The first formal clinical accounts of the disease formed the original descriptions of hypersensitivity pneumonitis which was initially termed extrinsic allergic alveolitis. Timber workers in 1932 from the United States described symptoms related to exposure of an allergenic fungus on maple bark 1.
It presents as an acute pulmonary illness with cough, fever and dyspnea. Weight loss has been described. Clinical features are consistent with other forms of hypersensitivity pneumonitis and as is typical, removal of the patient from the allergenic environment causes resolution of symptoms. Emanuel et al. 2 describes a higher prevalence in winter months, likely due to reduced ventilation and increased exposure.

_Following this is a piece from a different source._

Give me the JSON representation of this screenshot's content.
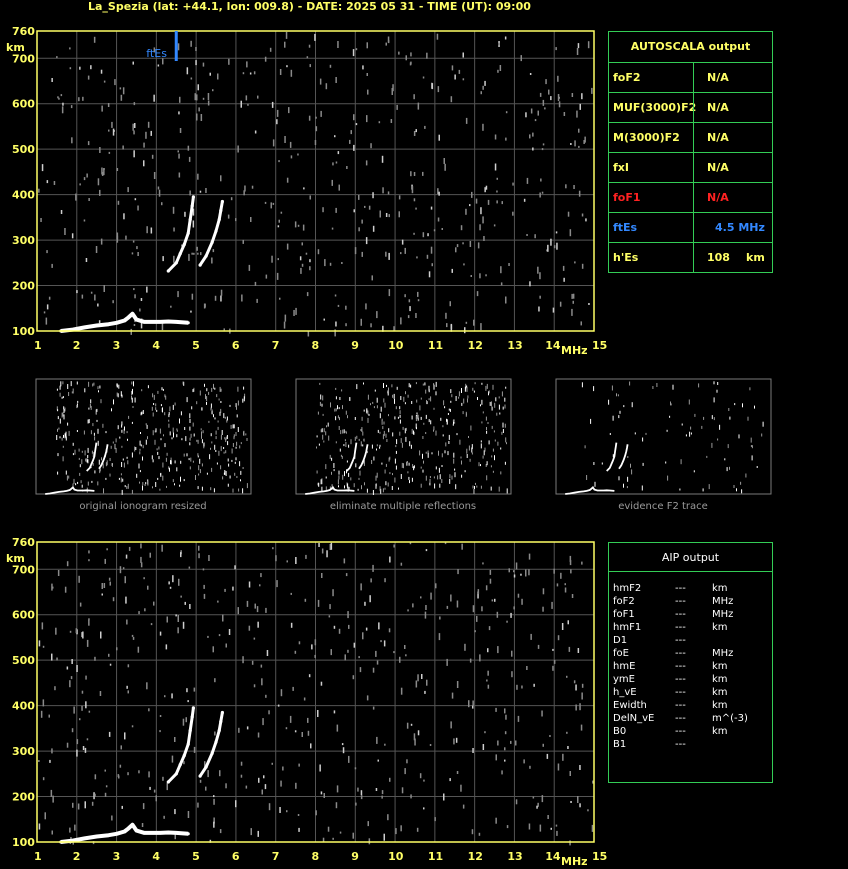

The lung demonstrates interstitial pneumonitis and granulomatous infiltration. Fungal spores may be cultured from lung biopsy or bronchoscopic washings.
CXR and chest CT show typical features of hypersensitivity pneumonitis, particularly involving the lower and mid zones. Radiographic resolution is expected following the removal of the patient from the allergenic environment.